More important for gaming than the number of cores and threads is the clock rate. Problematically, unless the two CPUs are from the same family, this can only serve as a general guide and nothing like an exact comparison, because the clock cycles per instruction (CPI) will vary so much.

The Sempron X2 180 and Celeron G465 1.9GHz are not from the same family of CPUs, so their clock speeds are by no means directly comparable. Bear in mind, then, that while the Sempron X2 180 has a 0.5 GHz faster frequency, this is not always an indicator that it will be superior in performance, despite frequency being crucial when trying to avoid GPU bottlenecking. In this case, however, the difference is enough that it possibly indicates the superiority of the Sempron X2 180.

Aside from the clock rate, the next-most important CPU features for PC game performance are L2 and L3 cache size. Faster than RAM, the more cache available, the more data that can be stored for lightning-fast retrieval. L1 Cache is not usually an issue anymore for gaming, with most high-end CPUs eking out about the same L1 performance, and L2 is more important than L3 - but L3 is still important if you want to reach the highest levels of performance. Bear in mind that although it is better to have a larger cache, the larger it is, the higher the latency, so a balance has to be struck.

The Sempron X2 180 has a 768 KB bigger L2 cache than the Celeron G465 1.9GHz, and although the Sempron X2 180 does not appear to have an L3 cache, its larger L2 cache means that it wins out in this area.

The maximum Thermal Design Power is the power in Watts that the CPU will consume in the worst case scenario. The lithography is the semiconductor manufacturing technology being used to create the CPU - the smaller this is, the more transistors that can be fit into the CPU, and the closer the connections. For both the lithography and the TDP, it is the lower the better, because a lower number means a lower amount of power is necessary to run the CPU, and consequently a lower amount of heat is produced.

The Celeron G465 1.9GHz has a 10 Watt lower Maximum TDP than the Sempron X2 180, and was created with a 13 nm smaller manufacturing technology. What this means is the Celeron G465 1.9GHz will consume slightly less power and consequently produce less heat, enabling more prolonged computational tasks with fewer adverse effects.
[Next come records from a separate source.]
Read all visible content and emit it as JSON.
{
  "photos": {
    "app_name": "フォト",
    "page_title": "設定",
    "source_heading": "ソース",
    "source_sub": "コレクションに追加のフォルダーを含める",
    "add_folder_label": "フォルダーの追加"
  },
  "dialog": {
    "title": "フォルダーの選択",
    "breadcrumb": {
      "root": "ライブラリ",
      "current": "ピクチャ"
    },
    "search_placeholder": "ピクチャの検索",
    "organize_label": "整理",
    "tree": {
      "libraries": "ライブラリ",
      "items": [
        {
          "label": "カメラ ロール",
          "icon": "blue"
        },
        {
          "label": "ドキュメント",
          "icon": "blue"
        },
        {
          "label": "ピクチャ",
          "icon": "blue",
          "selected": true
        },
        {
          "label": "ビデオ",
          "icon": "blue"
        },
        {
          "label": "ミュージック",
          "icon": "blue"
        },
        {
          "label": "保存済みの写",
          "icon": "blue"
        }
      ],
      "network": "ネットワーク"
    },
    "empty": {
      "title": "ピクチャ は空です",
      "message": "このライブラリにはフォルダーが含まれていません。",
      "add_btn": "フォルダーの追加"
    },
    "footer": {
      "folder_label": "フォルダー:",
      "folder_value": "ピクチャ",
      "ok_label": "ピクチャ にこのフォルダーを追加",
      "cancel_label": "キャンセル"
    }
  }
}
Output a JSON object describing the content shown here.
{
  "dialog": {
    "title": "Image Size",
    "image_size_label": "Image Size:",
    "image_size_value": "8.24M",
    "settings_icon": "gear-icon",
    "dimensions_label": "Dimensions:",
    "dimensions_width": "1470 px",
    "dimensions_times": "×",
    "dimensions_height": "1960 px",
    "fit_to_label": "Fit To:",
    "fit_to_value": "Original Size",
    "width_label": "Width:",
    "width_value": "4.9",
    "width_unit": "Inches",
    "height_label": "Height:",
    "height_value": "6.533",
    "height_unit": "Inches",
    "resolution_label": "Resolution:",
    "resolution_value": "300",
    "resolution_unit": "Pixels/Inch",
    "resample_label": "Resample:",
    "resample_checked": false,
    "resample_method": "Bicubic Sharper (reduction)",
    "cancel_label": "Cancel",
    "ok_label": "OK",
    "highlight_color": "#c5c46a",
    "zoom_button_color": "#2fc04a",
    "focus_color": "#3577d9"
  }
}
This will lower your yearly electricity bill slightly, as well as prevent you from having to invest in extra cooling mechanisms (unless you overclock).

CPU Core Details

CPU CodenameRegorSandy Bridge
MoBo SocketSocket AM2+ / AM3LGA 1155/Socket H2
Notebook CPUnono
Release Date01 Jul 201002 Sep 2012
CPU LinkGD LinkGD Link
Approved

CPU Technical Specifications

CPU Cores2vs1
Clock Speed2.4 GHzvs1.9 GHz
Turbo Frequency-vs-
Max TDP45 Wvs35 W
Lithography45 nmvs32 nm
Bit Width-vs-
Virtualization Technologynovsno
Comparison

CPU Cache and Memory

L1 Cache Size256 KBvs64 KB
L2 Cache Size1024 KBvs256 KB
L2 Cache Speed-vs-
L3 Cache Size-vs1.5 MB
ECC Memory Supportnovsno
Comparison

CPU Graphics

Graphicsno
Base GPU Frequency-vs-
Max GPU Frequency-vs-
DirectX-vs-
Displays Supported-vs-
Comparison

CPU Package and Version Specifications

Package Size-vs-
Revision-vs-
PCIe Revision-vs-
PCIe Configurations-vs-

Gaming Performance Value

Performance Value

CPU Mini Review

Mini ReviewSempron has been the marketing name used by AMD for several different budget desktop CPUs, using several different technologies and CPU socket formats. The Sempron replaced the AMD Duron processor and competes against Intel's Celeron series of processors. AMD coined the name from the Latin semper, which means "always", to suggest the Sempron is suitable for "daily use, practical, and part of everyday life".Sandy Bridge is the codename for a microarchitecture developed by Intel beginning in 2005 for central processing units in computers to replace the Nehalem microarchitecture. Intel demonstrated a Sandy Bridge processor in 2009, and released first products based on the architecture in January 2011 under the Core brand.